# Directions for this task
Return the data below unchanged. Drop any pictures.

# Supplied records
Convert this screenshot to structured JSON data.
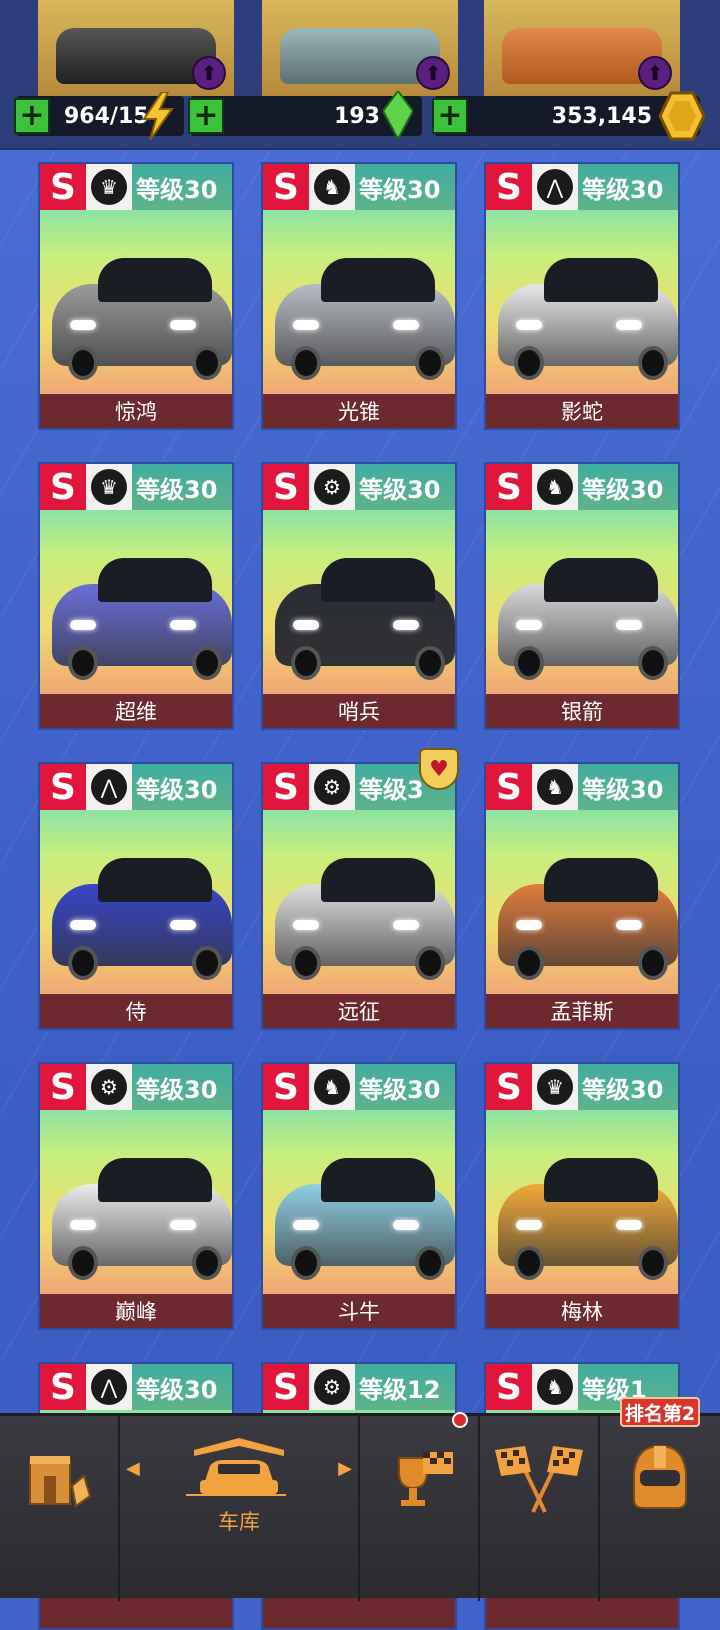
{
  "resources": {
    "energy": "964/15",
    "gems": "193",
    "coins": "353,145"
  },
  "cars": [
    {
      "rank": "S",
      "class_icon": "crown-icon",
      "level": "等级30",
      "name": "惊鸿",
      "body": "#9a9a9a"
    },
    {
      "rank": "S",
      "class_icon": "horse-icon",
      "level": "等级30",
      "name": "光锥",
      "body": "#b8bcc4"
    },
    {
      "rank": "S",
      "class_icon": "road-icon",
      "level": "等级30",
      "name": "影蛇",
      "body": "#e8e8ea"
    },
    {
      "rank": "S",
      "class_icon": "crown-icon",
      "level": "等级30",
      "name": "超维",
      "body": "#6a6fd8"
    },
    {
      "rank": "S",
      "class_icon": "wheel-icon",
      "level": "等级30",
      "name": "哨兵",
      "body": "#2a2d36"
    },
    {
      "rank": "S",
      "class_icon": "horse-icon",
      "level": "等级30",
      "name": "银箭",
      "body": "#d9d9dc"
    },
    {
      "rank": "S",
      "class_icon": "road-icon",
      "level": "等级30",
      "name": "侍",
      "body": "#3846c8"
    },
    {
      "rank": "S",
      "class_icon": "wheel-icon",
      "level": "等级3",
      "name": "远征",
      "body": "#dedede"
    },
    {
      "rank": "S",
      "class_icon": "horse-icon",
      "level": "等级30",
      "name": "孟菲斯",
      "body": "#e07d3c"
    },
    {
      "rank": "S",
      "class_icon": "wheel-icon",
      "level": "等级30",
      "name": "巅峰",
      "body": "#ececec"
    },
    {
      "rank": "S",
      "class_icon": "horse-icon",
      "level": "等级30",
      "name": "斗牛",
      "body": "#8fd0e6"
    },
    {
      "rank": "S",
      "class_icon": "crown-icon",
      "level": "等级30",
      "name": "梅林",
      "body": "#f1a93a"
    },
    {
      "rank": "S",
      "class_icon": "road-icon",
      "level": "等级30",
      "name": "",
      "body": "#999"
    },
    {
      "rank": "S",
      "class_icon": "wheel-icon",
      "level": "等级12",
      "name": "",
      "body": "#999"
    },
    {
      "rank": "S",
      "class_icon": "horse-icon",
      "level": "等级1",
      "name": "",
      "body": "#999"
    }
  ],
  "nav": {
    "garage_label": "车库",
    "rank_badge": "排名第2"
  },
  "colors": {
    "accent_orange": "#f2a340",
    "rank_red": "#e2163c",
    "plus_green": "#3ec23b"
  }
}
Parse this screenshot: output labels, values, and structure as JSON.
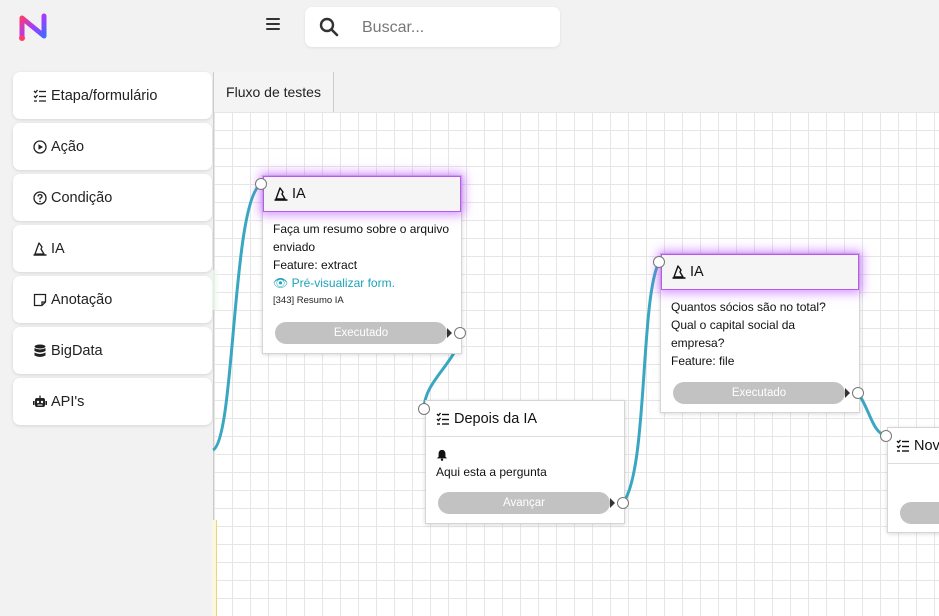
{
  "app": {
    "logo_icon": "n-logo-icon"
  },
  "search": {
    "placeholder": "Buscar..."
  },
  "sidebar": {
    "items": [
      {
        "label": "Etapa/formulário",
        "icon": "checklist-icon"
      },
      {
        "label": "Ação",
        "icon": "play-circle-icon"
      },
      {
        "label": "Condição",
        "icon": "question-circle-icon"
      },
      {
        "label": "IA",
        "icon": "wizard-hat-icon"
      },
      {
        "label": "Anotação",
        "icon": "note-icon"
      },
      {
        "label": "BigData",
        "icon": "database-icon"
      },
      {
        "label": "API's",
        "icon": "robot-icon"
      }
    ]
  },
  "tabs": [
    {
      "label": "Fluxo de testes"
    }
  ],
  "nodes": [
    {
      "title": "IA",
      "icon": "wizard-hat-icon",
      "lines": [
        "Faça um resumo sobre o arquivo enviado",
        "Feature: extract"
      ],
      "preview_label": "Pré-visualizar form.",
      "ref": "[343] Resumo IA",
      "button": "Executado"
    },
    {
      "title": "Depois da IA",
      "icon": "checklist-icon",
      "lines": [
        "Aqui esta a pergunta"
      ],
      "button": "Avançar"
    },
    {
      "title": "IA",
      "icon": "wizard-hat-icon",
      "lines": [
        "Quantos sócios são no total? Qual o capital social da empresa?",
        "Feature: file"
      ],
      "button": "Executado"
    },
    {
      "title": "Nov",
      "icon": "checklist-icon"
    }
  ],
  "colors": {
    "wire": "#3aa7c2",
    "glow": "#b45cf0",
    "link": "#1ba3b8",
    "button_gray": "#c2c2c2"
  }
}
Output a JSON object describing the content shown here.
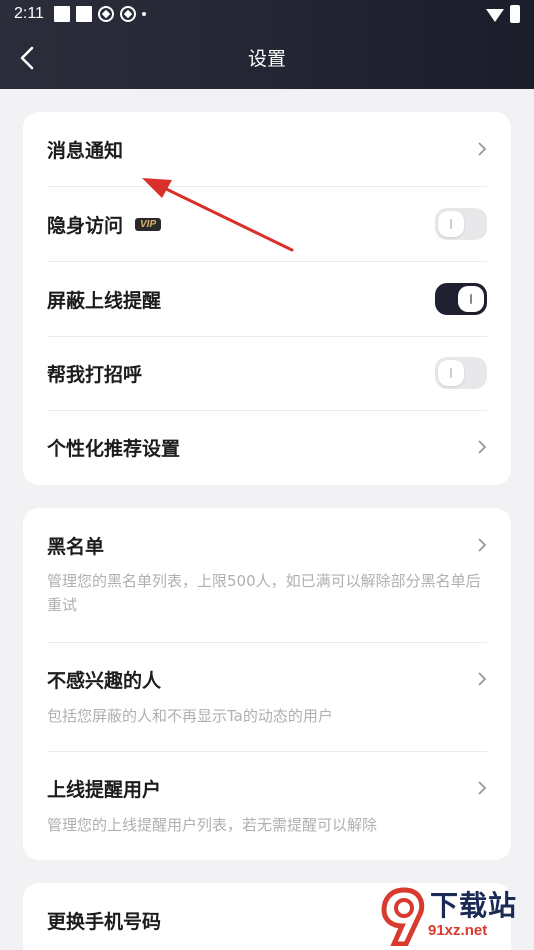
{
  "status_bar": {
    "time": "2:11"
  },
  "header": {
    "title": "设置"
  },
  "card1": {
    "items": [
      {
        "label": "消息通知"
      },
      {
        "label": "隐身访问",
        "badge": "VIP",
        "toggle": false
      },
      {
        "label": "屏蔽上线提醒",
        "toggle": true
      },
      {
        "label": "帮我打招呼",
        "toggle": false
      },
      {
        "label": "个性化推荐设置"
      }
    ]
  },
  "card2": {
    "items": [
      {
        "label": "黑名单",
        "desc": "管理您的黑名单列表，上限500人，如已满可以解除部分黑名单后重试"
      },
      {
        "label": "不感兴趣的人",
        "desc": "包括您屏蔽的人和不再显示Ta的动态的用户"
      },
      {
        "label": "上线提醒用户",
        "desc": "管理您的上线提醒用户列表，若无需提醒可以解除"
      }
    ]
  },
  "card3": {
    "items": [
      {
        "label": "更换手机号码"
      }
    ]
  },
  "watermark": {
    "top": "下载站",
    "bottom": "91xz.net"
  },
  "colors": {
    "accent": "#1f2130",
    "annotation": "#d9302a"
  }
}
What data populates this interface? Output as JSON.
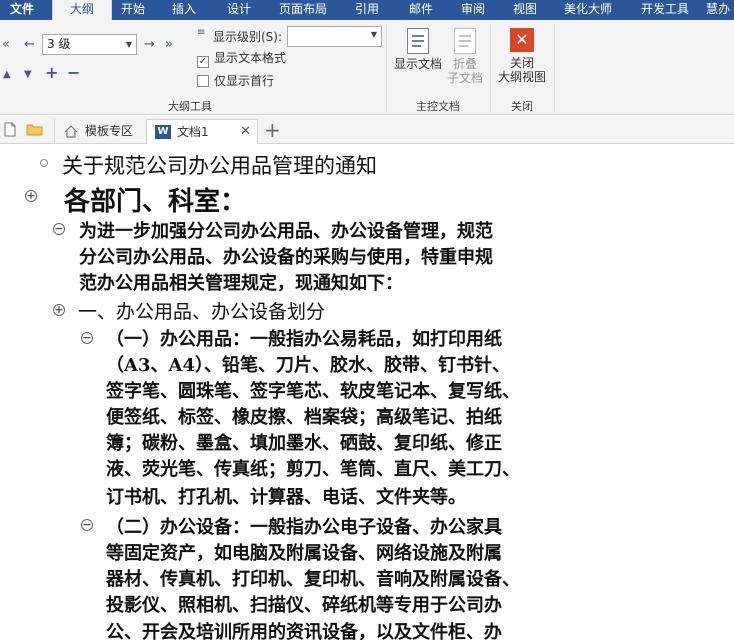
{
  "tabs": [
    "文件",
    "大纲",
    "开始",
    "插入",
    "设计",
    "页面布局",
    "引用",
    "邮件",
    "审阅",
    "视图",
    "美化大师",
    "开发工具",
    "慧办"
  ],
  "ribbon": {
    "level_value": "3 级",
    "show_level_label": "显示级别(S):",
    "show_text_format": "显示文本格式",
    "show_first_line": "仅显示首行",
    "outline_tools_label": "大纲工具",
    "show_document": "显示文档",
    "collapse_subdoc_1": "折叠",
    "collapse_subdoc_2": "子文档",
    "master_doc_label": "主控文档",
    "close_outline_1": "关闭",
    "close_outline_2": "大纲视图",
    "close_group_label": "关闭"
  },
  "doc_tabs": {
    "template_zone": "模板专区",
    "document": "文档1"
  },
  "document": {
    "lines": [
      "关于规范公司办公用品管理的通知",
      "各部门、科室：",
      "为进一步加强分公司办公用品、办公设备管理，规范",
      "分公司办公用品、办公设备的采购与使用，特重申规",
      "范办公用品相关管理规定，现通知如下：",
      "一、办公用品、办公设备划分",
      "（一）办公用品：一般指办公易耗品，如打印用纸",
      "（A3、A4）、铅笔、刀片、胶水、胶带、钉书针、",
      "签字笔、圆珠笔、签字笔芯、软皮笔记本、复写纸、",
      "便签纸、标签、橡皮擦、档案袋；高级笔记、拍纸",
      "簿；碳粉、墨盒、填加墨水、硒鼓、复印纸、修正",
      "液、荧光笔、传真纸；剪刀、笔筒、直尺、美工刀、",
      "订书机、打孔机、计算器、电话、文件夹等。",
      "（二）办公设备：一般指办公电子设备、办公家具",
      "等固定资产，如电脑及附属设备、网络设施及附属",
      "器材、传真机、打印机、复印机、音响及附属设备、",
      "投影仪、照相机、扫描仪、碎纸机等专用于公司办",
      "公、开会及培训所用的资讯设备，以及文件柜、办"
    ]
  }
}
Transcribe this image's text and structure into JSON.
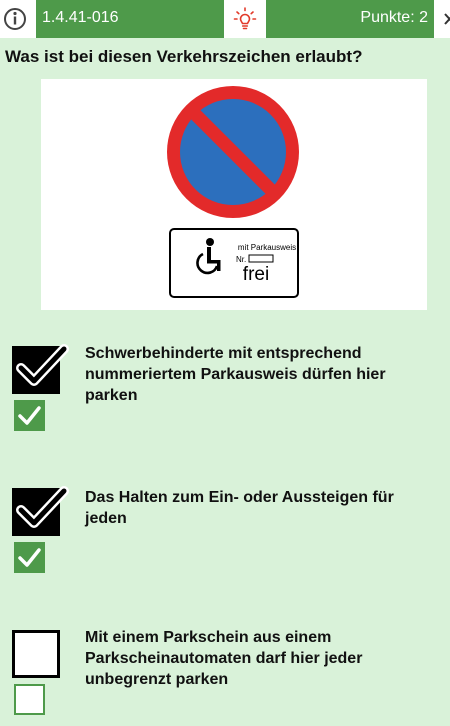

# Reply
Convert this screenshot to structured JSON data.
{
  "resources": {
    "energy": "964/15",
    "gems": "193",
    "coins": "353,145"
  },
  "cars": [
    {
      "rank": "S",
      "class_icon": "crown-icon",
      "level": "等级30",
      "name": "惊鸿",
      "body": "#9a9a9a"
    },
    {
      "rank": "S",
      "class_icon": "horse-icon",
      "level": "等级30",
      "name": "光锥",
      "body": "#b8bcc4"
    },
    {
      "rank": "S",
      "class_icon": "road-icon",
      "level": "等级30",
      "name": "影蛇",
      "body": "#e8e8ea"
    },
    {
      "rank": "S",
      "class_icon": "crown-icon",
      "level": "等级30",
      "name": "超维",
      "body": "#6a6fd8"
    },
    {
      "rank": "S",
      "class_icon": "wheel-icon",
      "level": "等级30",
      "name": "哨兵",
      "body": "#2a2d36"
    },
    {
      "rank": "S",
      "class_icon": "horse-icon",
      "level": "等级30",
      "name": "银箭",
      "body": "#d9d9dc"
    },
    {
      "rank": "S",
      "class_icon": "road-icon",
      "level": "等级30",
      "name": "侍",
      "body": "#3846c8"
    },
    {
      "rank": "S",
      "class_icon": "wheel-icon",
      "level": "等级3",
      "name": "远征",
      "body": "#dedede"
    },
    {
      "rank": "S",
      "class_icon": "horse-icon",
      "level": "等级30",
      "name": "孟菲斯",
      "body": "#e07d3c"
    },
    {
      "rank": "S",
      "class_icon": "wheel-icon",
      "level": "等级30",
      "name": "巅峰",
      "body": "#ececec"
    },
    {
      "rank": "S",
      "class_icon": "horse-icon",
      "level": "等级30",
      "name": "斗牛",
      "body": "#8fd0e6"
    },
    {
      "rank": "S",
      "class_icon": "crown-icon",
      "level": "等级30",
      "name": "梅林",
      "body": "#f1a93a"
    },
    {
      "rank": "S",
      "class_icon": "road-icon",
      "level": "等级30",
      "name": "",
      "body": "#999"
    },
    {
      "rank": "S",
      "class_icon": "wheel-icon",
      "level": "等级12",
      "name": "",
      "body": "#999"
    },
    {
      "rank": "S",
      "class_icon": "horse-icon",
      "level": "等级1",
      "name": "",
      "body": "#999"
    }
  ],
  "nav": {
    "garage_label": "车库",
    "rank_badge": "排名第2"
  },
  "colors": {
    "accent_orange": "#f2a340",
    "rank_red": "#e2163c",
    "plus_green": "#3ec23b"
  }
}
Parse this screenshot: output labels, values, and structure as JSON.
{
  "app": {
    "logo_icon": "n-logo-icon"
  },
  "search": {
    "placeholder": "Buscar..."
  },
  "sidebar": {
    "items": [
      {
        "label": "Etapa/formulário",
        "icon": "checklist-icon"
      },
      {
        "label": "Ação",
        "icon": "play-circle-icon"
      },
      {
        "label": "Condição",
        "icon": "question-circle-icon"
      },
      {
        "label": "IA",
        "icon": "wizard-hat-icon"
      },
      {
        "label": "Anotação",
        "icon": "note-icon"
      },
      {
        "label": "BigData",
        "icon": "database-icon"
      },
      {
        "label": "API's",
        "icon": "robot-icon"
      }
    ]
  },
  "tabs": [
    {
      "label": "Fluxo de testes"
    }
  ],
  "nodes": [
    {
      "title": "IA",
      "icon": "wizard-hat-icon",
      "lines": [
        "Faça um resumo sobre o arquivo enviado",
        "Feature: extract"
      ],
      "preview_label": "Pré-visualizar form.",
      "ref": "[343] Resumo IA",
      "button": "Executado"
    },
    {
      "title": "Depois da IA",
      "icon": "checklist-icon",
      "lines": [
        "Aqui esta a pergunta"
      ],
      "button": "Avançar"
    },
    {
      "title": "IA",
      "icon": "wizard-hat-icon",
      "lines": [
        "Quantos sócios são no total? Qual o capital social da empresa?",
        "Feature: file"
      ],
      "button": "Executado"
    },
    {
      "title": "Nov",
      "icon": "checklist-icon"
    }
  ],
  "colors": {
    "wire": "#3aa7c2",
    "glow": "#b45cf0",
    "link": "#1ba3b8",
    "button_gray": "#c2c2c2"
  }
}
Output a JSON object describing the content shown here.
{
  "status_bar": {
    "time": "2:11"
  },
  "header": {
    "title": "设置"
  },
  "card1": {
    "items": [
      {
        "label": "消息通知"
      },
      {
        "label": "隐身访问",
        "badge": "VIP",
        "toggle": false
      },
      {
        "label": "屏蔽上线提醒",
        "toggle": true
      },
      {
        "label": "帮我打招呼",
        "toggle": false
      },
      {
        "label": "个性化推荐设置"
      }
    ]
  },
  "card2": {
    "items": [
      {
        "label": "黑名单",
        "desc": "管理您的黑名单列表，上限500人，如已满可以解除部分黑名单后重试"
      },
      {
        "label": "不感兴趣的人",
        "desc": "包括您屏蔽的人和不再显示Ta的动态的用户"
      },
      {
        "label": "上线提醒用户",
        "desc": "管理您的上线提醒用户列表，若无需提醒可以解除"
      }
    ]
  },
  "card3": {
    "items": [
      {
        "label": "更换手机号码"
      }
    ]
  },
  "watermark": {
    "top": "下载站",
    "bottom": "91xz.net"
  },
  "colors": {
    "accent": "#1f2130",
    "annotation": "#d9302a"
  }
}
What data populates this interface? Output as JSON.
{
  "tabs": [
    "文件",
    "大纲",
    "开始",
    "插入",
    "设计",
    "页面布局",
    "引用",
    "邮件",
    "审阅",
    "视图",
    "美化大师",
    "开发工具",
    "慧办"
  ],
  "ribbon": {
    "level_value": "3 级",
    "show_level_label": "显示级别(S):",
    "show_text_format": "显示文本格式",
    "show_first_line": "仅显示首行",
    "outline_tools_label": "大纲工具",
    "show_document": "显示文档",
    "collapse_subdoc_1": "折叠",
    "collapse_subdoc_2": "子文档",
    "master_doc_label": "主控文档",
    "close_outline_1": "关闭",
    "close_outline_2": "大纲视图",
    "close_group_label": "关闭"
  },
  "doc_tabs": {
    "template_zone": "模板专区",
    "document": "文档1"
  },
  "document": {
    "lines": [
      "关于规范公司办公用品管理的通知",
      "各部门、科室：",
      "为进一步加强分公司办公用品、办公设备管理，规范",
      "分公司办公用品、办公设备的采购与使用，特重申规",
      "范办公用品相关管理规定，现通知如下：",
      "一、办公用品、办公设备划分",
      "（一）办公用品：一般指办公易耗品，如打印用纸",
      "（A3、A4）、铅笔、刀片、胶水、胶带、钉书针、",
      "签字笔、圆珠笔、签字笔芯、软皮笔记本、复写纸、",
      "便签纸、标签、橡皮擦、档案袋；高级笔记、拍纸",
      "簿；碳粉、墨盒、填加墨水、硒鼓、复印纸、修正",
      "液、荧光笔、传真纸；剪刀、笔筒、直尺、美工刀、",
      "订书机、打孔机、计算器、电话、文件夹等。",
      "（二）办公设备：一般指办公电子设备、办公家具",
      "等固定资产，如电脑及附属设备、网络设施及附属",
      "器材、传真机、打印机、复印机、音响及附属设备、",
      "投影仪、照相机、扫描仪、碎纸机等专用于公司办",
      "公、开会及培训所用的资讯设备，以及文件柜、办"
    ]
  }
}
Transcribe this image's text and structure into JSON.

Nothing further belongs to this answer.